Allen's advice to bank CIOs is to take a sabbatical, the theme of her forthcoming book. Allen practices what she preaches, having taken two sabbaticals over an illustrious career as a banker, consultant, and founder and former CEO of the Banking Industry Technology Secretariat (BITS).
The new book, "Reboot Your Life: How Taking Time Off From Work Will Enhance Your Personal and Professional Life," is expected to be released next year.

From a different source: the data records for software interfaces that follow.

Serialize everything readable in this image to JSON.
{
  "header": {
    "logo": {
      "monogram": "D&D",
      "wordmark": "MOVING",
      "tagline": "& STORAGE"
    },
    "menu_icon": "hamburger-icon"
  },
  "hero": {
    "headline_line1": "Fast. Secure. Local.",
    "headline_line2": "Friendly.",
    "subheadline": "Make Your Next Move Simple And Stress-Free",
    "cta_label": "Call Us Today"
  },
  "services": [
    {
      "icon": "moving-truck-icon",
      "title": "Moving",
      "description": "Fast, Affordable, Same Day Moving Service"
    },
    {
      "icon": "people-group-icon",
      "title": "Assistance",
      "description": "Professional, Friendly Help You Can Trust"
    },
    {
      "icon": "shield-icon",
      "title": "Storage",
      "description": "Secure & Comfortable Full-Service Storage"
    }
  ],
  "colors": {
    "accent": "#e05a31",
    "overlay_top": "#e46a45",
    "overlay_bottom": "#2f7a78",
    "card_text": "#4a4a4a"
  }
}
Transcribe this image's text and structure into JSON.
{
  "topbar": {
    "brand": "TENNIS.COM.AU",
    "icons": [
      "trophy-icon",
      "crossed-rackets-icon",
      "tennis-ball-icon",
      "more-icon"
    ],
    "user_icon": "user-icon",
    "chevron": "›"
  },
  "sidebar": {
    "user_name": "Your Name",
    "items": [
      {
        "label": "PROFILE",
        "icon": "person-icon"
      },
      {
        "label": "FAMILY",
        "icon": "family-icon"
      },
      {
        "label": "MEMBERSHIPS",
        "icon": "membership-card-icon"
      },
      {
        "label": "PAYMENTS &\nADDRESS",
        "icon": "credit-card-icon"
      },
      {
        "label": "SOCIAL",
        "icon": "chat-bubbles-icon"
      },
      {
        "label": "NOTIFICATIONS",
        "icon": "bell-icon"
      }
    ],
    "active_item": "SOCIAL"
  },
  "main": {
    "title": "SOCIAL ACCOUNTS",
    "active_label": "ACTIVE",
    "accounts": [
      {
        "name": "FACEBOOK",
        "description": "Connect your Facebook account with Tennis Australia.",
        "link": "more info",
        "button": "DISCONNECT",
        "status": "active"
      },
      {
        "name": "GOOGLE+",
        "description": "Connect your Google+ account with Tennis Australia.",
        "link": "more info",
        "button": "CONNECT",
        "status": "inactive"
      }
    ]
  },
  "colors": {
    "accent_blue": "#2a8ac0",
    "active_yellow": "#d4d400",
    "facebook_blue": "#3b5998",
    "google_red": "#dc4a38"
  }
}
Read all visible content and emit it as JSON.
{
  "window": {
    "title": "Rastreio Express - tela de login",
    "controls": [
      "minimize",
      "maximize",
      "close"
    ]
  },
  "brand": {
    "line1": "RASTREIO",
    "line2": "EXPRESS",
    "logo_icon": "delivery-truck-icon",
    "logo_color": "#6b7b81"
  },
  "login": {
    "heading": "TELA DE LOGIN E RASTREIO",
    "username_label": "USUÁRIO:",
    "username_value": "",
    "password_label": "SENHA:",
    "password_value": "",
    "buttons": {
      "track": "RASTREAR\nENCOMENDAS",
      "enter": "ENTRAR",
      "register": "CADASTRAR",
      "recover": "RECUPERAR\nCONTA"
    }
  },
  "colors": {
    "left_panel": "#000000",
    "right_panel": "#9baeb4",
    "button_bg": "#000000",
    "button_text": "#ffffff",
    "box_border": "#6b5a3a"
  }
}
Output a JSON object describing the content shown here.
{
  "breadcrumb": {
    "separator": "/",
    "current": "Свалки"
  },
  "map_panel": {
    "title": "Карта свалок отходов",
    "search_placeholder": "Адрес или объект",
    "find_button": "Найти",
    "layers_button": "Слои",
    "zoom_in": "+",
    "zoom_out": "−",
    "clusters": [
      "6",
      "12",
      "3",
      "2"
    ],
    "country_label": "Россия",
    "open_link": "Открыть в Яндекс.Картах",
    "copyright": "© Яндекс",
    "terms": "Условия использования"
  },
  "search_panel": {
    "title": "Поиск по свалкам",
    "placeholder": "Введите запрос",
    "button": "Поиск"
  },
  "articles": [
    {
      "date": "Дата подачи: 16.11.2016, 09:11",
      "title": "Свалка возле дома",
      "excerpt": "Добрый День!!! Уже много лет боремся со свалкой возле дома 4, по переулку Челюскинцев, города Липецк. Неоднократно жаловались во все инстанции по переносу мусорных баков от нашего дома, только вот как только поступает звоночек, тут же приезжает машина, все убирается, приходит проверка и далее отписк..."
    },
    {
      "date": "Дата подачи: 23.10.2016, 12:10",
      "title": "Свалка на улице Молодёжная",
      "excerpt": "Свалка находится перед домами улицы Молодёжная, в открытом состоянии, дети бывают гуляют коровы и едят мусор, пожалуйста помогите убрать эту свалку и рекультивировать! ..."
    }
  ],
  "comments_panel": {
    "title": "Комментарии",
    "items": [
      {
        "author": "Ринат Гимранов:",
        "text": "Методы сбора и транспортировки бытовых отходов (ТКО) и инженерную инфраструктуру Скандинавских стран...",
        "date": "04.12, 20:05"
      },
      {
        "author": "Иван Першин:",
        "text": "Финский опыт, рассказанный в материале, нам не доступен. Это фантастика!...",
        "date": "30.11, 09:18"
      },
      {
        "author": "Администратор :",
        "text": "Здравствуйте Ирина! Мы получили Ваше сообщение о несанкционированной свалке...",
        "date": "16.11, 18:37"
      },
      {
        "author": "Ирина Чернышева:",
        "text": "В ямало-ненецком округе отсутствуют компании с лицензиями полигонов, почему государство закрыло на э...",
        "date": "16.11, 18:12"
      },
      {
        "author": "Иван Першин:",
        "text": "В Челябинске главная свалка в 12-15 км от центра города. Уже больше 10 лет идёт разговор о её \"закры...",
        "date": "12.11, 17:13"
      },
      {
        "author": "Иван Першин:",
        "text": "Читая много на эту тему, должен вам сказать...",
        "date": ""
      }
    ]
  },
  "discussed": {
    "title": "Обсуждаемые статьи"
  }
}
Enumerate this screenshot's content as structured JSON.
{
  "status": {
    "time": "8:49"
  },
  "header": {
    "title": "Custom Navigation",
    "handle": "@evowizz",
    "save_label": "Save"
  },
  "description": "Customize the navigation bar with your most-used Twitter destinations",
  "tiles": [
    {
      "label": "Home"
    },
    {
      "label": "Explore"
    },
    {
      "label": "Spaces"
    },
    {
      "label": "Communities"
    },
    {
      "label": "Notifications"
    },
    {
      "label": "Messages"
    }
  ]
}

It's authored by a foursome that has dubbed itself "The Sabbatical Sisters" — Allen and coauthors Jaye Smith, CEO, Breakwater Consulting; Nancy Bearg, a security expert; and Rita Foley, a career coach.
The Sisters are members of a female executives networking group, and the book was conceived at one of their retreats. "We all talked about taking sabbaticals and the need to be able to reflect on what you want," Allen recalls.
Allen's latest sabbatical was largely spent working on the book, she admits with a laugh. But time to oneself is less about hibernation and more about creation — tuning in to what you want in your life and what can best contribute to your job, she suggests.
Replenished workers are better workers, Allen says, which is why she contends that even in the midst of the financial maelstrom, employers should offer sabbaticals. "You might say it's the worst time for a sabbatical. We're saying it's one of the best times," Allen comments. "Of the people you have left, you've got to have them as creative as possible."
Employees actually fear taking sabbaticals more than companies fear offering them, according to Allen. Even paid sabbaticals might leave employees anxious that their positions could be in jeopardy, she says.
For many, the worry is financial. "People say, 'I wish I could do that.' Some are feeling trapped — they've got mortgages and babies, and they say, 'There's just no way,'" Allen relates.
"The fear on the company's side is [that employees] might not come back," Allen adds. But in fact, she says, "Of every company that was supportive of sabbaticals, the employees went back." At a company such as Intel, which offers employees a paid three-month sabbatical every seven years, it's a great draw, Allen notes.
The Sabbatical Sisters expect to confirm at least 50 companies that offer paid sabbaticals — most are service firms, some financial. Even on unpaid sabbaticals, "All offered some compensation, such as a continuation of medical insurance or 401(k) contributions," Allen says. "Sabbaticals outside of academia are quite new," she continues. In the business world a sabbatical is typically three months, sometimes one. Among 125 individuals interviewed for the book who took sabbaticals were a top executive at Northern Trust and a commodities trader.